(App and web page records)
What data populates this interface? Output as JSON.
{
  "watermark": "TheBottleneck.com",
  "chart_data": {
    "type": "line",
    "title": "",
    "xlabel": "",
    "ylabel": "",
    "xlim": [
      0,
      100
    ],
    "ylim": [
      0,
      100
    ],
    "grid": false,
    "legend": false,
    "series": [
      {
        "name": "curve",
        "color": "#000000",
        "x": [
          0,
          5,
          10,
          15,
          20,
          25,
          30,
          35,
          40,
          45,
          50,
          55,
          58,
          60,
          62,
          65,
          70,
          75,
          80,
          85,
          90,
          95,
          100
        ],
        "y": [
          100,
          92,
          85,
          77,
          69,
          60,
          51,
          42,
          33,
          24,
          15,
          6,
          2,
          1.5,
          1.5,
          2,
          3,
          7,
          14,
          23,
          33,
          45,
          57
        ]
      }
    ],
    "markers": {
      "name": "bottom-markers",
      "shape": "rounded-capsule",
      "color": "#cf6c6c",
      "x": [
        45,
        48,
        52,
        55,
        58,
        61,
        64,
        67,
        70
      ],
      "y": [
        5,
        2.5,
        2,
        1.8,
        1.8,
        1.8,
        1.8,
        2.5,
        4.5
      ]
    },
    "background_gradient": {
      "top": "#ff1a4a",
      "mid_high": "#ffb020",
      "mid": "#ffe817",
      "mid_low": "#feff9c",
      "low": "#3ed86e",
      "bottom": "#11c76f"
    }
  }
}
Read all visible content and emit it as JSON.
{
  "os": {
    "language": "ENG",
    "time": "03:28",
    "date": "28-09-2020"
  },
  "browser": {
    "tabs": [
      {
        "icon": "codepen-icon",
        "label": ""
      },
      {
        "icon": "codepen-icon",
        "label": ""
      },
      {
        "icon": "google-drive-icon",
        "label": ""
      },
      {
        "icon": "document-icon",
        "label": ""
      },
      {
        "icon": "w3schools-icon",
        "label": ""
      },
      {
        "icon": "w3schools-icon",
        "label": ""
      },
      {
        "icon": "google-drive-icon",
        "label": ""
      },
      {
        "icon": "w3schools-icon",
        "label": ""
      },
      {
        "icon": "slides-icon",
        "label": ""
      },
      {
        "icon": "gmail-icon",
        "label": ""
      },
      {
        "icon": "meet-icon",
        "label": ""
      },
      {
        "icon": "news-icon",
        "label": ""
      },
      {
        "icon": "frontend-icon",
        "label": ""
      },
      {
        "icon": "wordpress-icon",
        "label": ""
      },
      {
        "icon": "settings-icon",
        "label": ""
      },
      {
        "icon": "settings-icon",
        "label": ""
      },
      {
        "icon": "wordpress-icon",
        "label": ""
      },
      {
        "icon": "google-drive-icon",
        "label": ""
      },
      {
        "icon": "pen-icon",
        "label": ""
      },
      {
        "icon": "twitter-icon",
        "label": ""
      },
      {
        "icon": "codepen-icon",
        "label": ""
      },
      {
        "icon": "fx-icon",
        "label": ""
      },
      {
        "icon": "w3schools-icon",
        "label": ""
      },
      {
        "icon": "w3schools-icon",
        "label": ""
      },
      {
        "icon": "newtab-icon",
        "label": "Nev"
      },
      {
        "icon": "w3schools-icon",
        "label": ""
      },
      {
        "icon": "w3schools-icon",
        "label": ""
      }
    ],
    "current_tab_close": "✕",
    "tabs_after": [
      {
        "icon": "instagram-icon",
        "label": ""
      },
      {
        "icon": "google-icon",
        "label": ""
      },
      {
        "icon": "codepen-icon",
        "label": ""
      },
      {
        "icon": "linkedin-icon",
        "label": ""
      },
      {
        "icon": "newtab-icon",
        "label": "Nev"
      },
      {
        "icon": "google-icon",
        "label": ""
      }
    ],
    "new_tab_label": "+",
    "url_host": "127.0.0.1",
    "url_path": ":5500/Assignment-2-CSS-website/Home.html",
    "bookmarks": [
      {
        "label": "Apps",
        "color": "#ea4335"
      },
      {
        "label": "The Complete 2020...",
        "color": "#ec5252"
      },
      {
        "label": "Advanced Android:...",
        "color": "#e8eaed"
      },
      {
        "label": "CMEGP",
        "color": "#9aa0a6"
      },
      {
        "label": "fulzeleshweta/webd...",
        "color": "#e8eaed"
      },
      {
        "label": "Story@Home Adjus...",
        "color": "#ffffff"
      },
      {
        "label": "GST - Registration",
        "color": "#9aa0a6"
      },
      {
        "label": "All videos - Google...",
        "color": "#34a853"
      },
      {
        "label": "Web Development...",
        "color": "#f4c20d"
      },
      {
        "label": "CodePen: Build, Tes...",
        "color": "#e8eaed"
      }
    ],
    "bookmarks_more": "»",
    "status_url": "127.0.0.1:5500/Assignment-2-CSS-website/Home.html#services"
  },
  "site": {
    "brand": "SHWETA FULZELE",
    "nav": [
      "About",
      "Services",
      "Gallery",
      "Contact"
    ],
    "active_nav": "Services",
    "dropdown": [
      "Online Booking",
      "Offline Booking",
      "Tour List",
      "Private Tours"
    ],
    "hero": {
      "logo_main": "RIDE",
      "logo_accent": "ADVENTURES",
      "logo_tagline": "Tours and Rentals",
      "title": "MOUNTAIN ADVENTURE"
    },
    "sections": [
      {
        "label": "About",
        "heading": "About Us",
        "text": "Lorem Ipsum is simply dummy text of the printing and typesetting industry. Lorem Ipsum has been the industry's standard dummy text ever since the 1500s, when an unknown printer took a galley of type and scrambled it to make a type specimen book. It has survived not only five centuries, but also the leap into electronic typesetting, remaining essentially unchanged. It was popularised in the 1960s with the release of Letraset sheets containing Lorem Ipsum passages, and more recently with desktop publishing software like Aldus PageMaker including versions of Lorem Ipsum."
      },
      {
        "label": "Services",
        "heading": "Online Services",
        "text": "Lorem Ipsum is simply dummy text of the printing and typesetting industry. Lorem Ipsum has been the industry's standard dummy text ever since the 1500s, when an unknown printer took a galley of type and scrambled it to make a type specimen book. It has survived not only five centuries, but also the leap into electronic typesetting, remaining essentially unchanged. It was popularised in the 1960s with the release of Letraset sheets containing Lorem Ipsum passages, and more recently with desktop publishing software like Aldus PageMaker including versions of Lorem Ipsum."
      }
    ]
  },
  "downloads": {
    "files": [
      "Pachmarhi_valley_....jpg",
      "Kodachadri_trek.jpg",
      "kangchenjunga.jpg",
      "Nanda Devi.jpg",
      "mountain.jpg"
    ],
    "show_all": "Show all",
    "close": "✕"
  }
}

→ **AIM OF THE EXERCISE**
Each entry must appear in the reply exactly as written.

→ **TASK OUTPUT**
What data populates this interface? Output as JSON.
{
  "watermark": "TheBottleneck.com",
  "chart_data": {
    "type": "line",
    "title": "",
    "xlabel": "",
    "ylabel": "",
    "xlim": [
      0,
      100
    ],
    "ylim": [
      0,
      100
    ],
    "grid": false,
    "legend": false,
    "series": [
      {
        "name": "curve",
        "color": "#000000",
        "x": [
          0,
          5,
          10,
          15,
          20,
          25,
          30,
          35,
          40,
          45,
          50,
          55,
          58,
          60,
          62,
          65,
          70,
          75,
          80,
          85,
          90,
          95,
          100
        ],
        "y": [
          100,
          92,
          85,
          77,
          69,
          60,
          51,
          42,
          33,
          24,
          15,
          6,
          2,
          1.5,
          1.5,
          2,
          3,
          7,
          14,
          23,
          33,
          45,
          57
        ]
      }
    ],
    "markers": {
      "name": "bottom-markers",
      "shape": "rounded-capsule",
      "color": "#cf6c6c",
      "x": [
        45,
        48,
        52,
        55,
        58,
        61,
        64,
        67,
        70
      ],
      "y": [
        5,
        2.5,
        2,
        1.8,
        1.8,
        1.8,
        1.8,
        2.5,
        4.5
      ]
    },
    "background_gradient": {
      "top": "#ff1a4a",
      "mid_high": "#ffb020",
      "mid": "#ffe817",
      "mid_low": "#feff9c",
      "low": "#3ed86e",
      "bottom": "#11c76f"
    }
  }
}
Read all visible content and emit it as JSON.
{
  "os": {
    "language": "ENG",
    "time": "03:28",
    "date": "28-09-2020"
  },
  "browser": {
    "tabs": [
      {
        "icon": "codepen-icon",
        "label": ""
      },
      {
        "icon": "codepen-icon",
        "label": ""
      },
      {
        "icon": "google-drive-icon",
        "label": ""
      },
      {
        "icon": "document-icon",
        "label": ""
      },
      {
        "icon": "w3schools-icon",
        "label": ""
      },
      {
        "icon": "w3schools-icon",
        "label": ""
      },
      {
        "icon": "google-drive-icon",
        "label": ""
      },
      {
        "icon": "w3schools-icon",
        "label": ""
      },
      {
        "icon": "slides-icon",
        "label": ""
      },
      {
        "icon": "gmail-icon",
        "label": ""
      },
      {
        "icon": "meet-icon",
        "label": ""
      },
      {
        "icon": "news-icon",
        "label": ""
      },
      {
        "icon": "frontend-icon",
        "label": ""
      },
      {
        "icon": "wordpress-icon",
        "label": ""
      },
      {
        "icon": "settings-icon",
        "label": ""
      },
      {
        "icon": "settings-icon",
        "label": ""
      },
      {
        "icon": "wordpress-icon",
        "label": ""
      },
      {
        "icon": "google-drive-icon",
        "label": ""
      },
      {
        "icon": "pen-icon",
        "label": ""
      },
      {
        "icon": "twitter-icon",
        "label": ""
      },
      {
        "icon": "codepen-icon",
        "label": ""
      },
      {
        "icon": "fx-icon",
        "label": ""
      },
      {
        "icon": "w3schools-icon",
        "label": ""
      },
      {
        "icon": "w3schools-icon",
        "label": ""
      },
      {
        "icon": "newtab-icon",
        "label": "Nev"
      },
      {
        "icon": "w3schools-icon",
        "label": ""
      },
      {
        "icon": "w3schools-icon",
        "label": ""
      }
    ],
    "current_tab_close": "✕",
    "tabs_after": [
      {
        "icon": "instagram-icon",
        "label": ""
      },
      {
        "icon": "google-icon",
        "label": ""
      },
      {
        "icon": "codepen-icon",
        "label": ""
      },
      {
        "icon": "linkedin-icon",
        "label": ""
      },
      {
        "icon": "newtab-icon",
        "label": "Nev"
      },
      {
        "icon": "google-icon",
        "label": ""
      }
    ],
    "new_tab_label": "+",
    "url_host": "127.0.0.1",
    "url_path": ":5500/Assignment-2-CSS-website/Home.html",
    "bookmarks": [
      {
        "label": "Apps",
        "color": "#ea4335"
      },
      {
        "label": "The Complete 2020...",
        "color": "#ec5252"
      },
      {
        "label": "Advanced Android:...",
        "color": "#e8eaed"
      },
      {
        "label": "CMEGP",
        "color": "#9aa0a6"
      },
      {
        "label": "fulzeleshweta/webd...",
        "color": "#e8eaed"
      },
      {
        "label": "Story@Home Adjus...",
        "color": "#ffffff"
      },
      {
        "label": "GST - Registration",
        "color": "#9aa0a6"
      },
      {
        "label": "All videos - Google...",
        "color": "#34a853"
      },
      {
        "label": "Web Development...",
        "color": "#f4c20d"
      },
      {
        "label": "CodePen: Build, Tes...",
        "color": "#e8eaed"
      }
    ],
    "bookmarks_more": "»",
    "status_url": "127.0.0.1:5500/Assignment-2-CSS-website/Home.html#services"
  },
  "site": {
    "brand": "SHWETA FULZELE",
    "nav": [
      "About",
      "Services",
      "Gallery",
      "Contact"
    ],
    "active_nav": "Services",
    "dropdown": [
      "Online Booking",
      "Offline Booking",
      "Tour List",
      "Private Tours"
    ],
    "hero": {
      "logo_main": "RIDE",
      "logo_accent": "ADVENTURES",
      "logo_tagline": "Tours and Rentals",
      "title": "MOUNTAIN ADVENTURE"
    },
    "sections": [
      {
        "label": "About",
        "heading": "About Us",
        "text": "Lorem Ipsum is simply dummy text of the printing and typesetting industry. Lorem Ipsum has been the industry's standard dummy text ever since the 1500s, when an unknown printer took a galley of type and scrambled it to make a type specimen book. It has survived not only five centuries, but also the leap into electronic typesetting, remaining essentially unchanged. It was popularised in the 1960s with the release of Letraset sheets containing Lorem Ipsum passages, and more recently with desktop publishing software like Aldus PageMaker including versions of Lorem Ipsum."
      },
      {
        "label": "Services",
        "heading": "Online Services",
        "text": "Lorem Ipsum is simply dummy text of the printing and typesetting industry. Lorem Ipsum has been the industry's standard dummy text ever since the 1500s, when an unknown printer took a galley of type and scrambled it to make a type specimen book. It has survived not only five centuries, but also the leap into electronic typesetting, remaining essentially unchanged. It was popularised in the 1960s with the release of Letraset sheets containing Lorem Ipsum passages, and more recently with desktop publishing software like Aldus PageMaker including versions of Lorem Ipsum."
      }
    ]
  },
  "downloads": {
    "files": [
      "Pachmarhi_valley_....jpg",
      "Kodachadri_trek.jpg",
      "kangchenjunga.jpg",
      "Nanda Devi.jpg",
      "mountain.jpg"
    ],
    "show_all": "Show all",
    "close": "✕"
  }
}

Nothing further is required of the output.